It can generically refer to any powder used to cast a spell, especially if harmful in nature, but specifically refers to a concoction of natural ingredients that can be used to cause harm, trouble or even kill an enemy. Often it is substituted with graveyard dirt.
In practice, it was often used to create illness in victims, such as swelling of the legs or blindness. Recipes for making it vary, but primarily include graveyard dirt and snakeskin. Other ingredients may include ash, powdered sulfur, salt, powdered bones, and powdered insects.
As late as the 1930s, goofering was a regional synonym for voodooing, and in North Carolina at least, the meaning of the term was broadened beyond spells of damage, illness, and death to include love spells cast with dominating intent.

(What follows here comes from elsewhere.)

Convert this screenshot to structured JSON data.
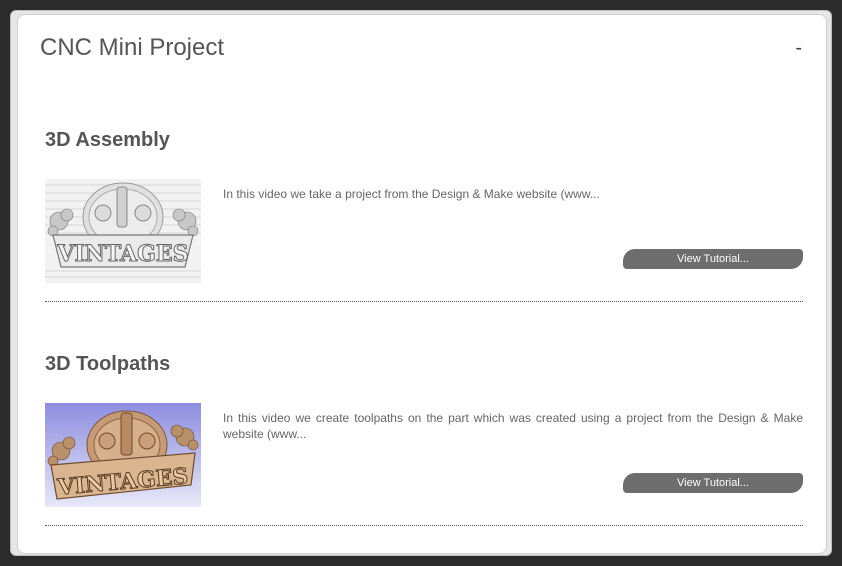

Another word for goofering is "poisoning," which in this context does not refer to a physical poison but to a physical agent that, through magical means, brings about an "unnatural illness" or the death of the victim.
Hoodoo and Voodoo can be subjective. Some think that the powers of a conjurer can only harm you if you believe, most however dismiss this theory. It is widely believed that the complete faith of the conjurer is required for the spell to work.
Even then, one must be careful what they wish for, lest karma rebounds onto you. A skilled practitioner would have safeguards to protect themselves from this possibility.
Check out Goofer Dust by Big Lucky Carter.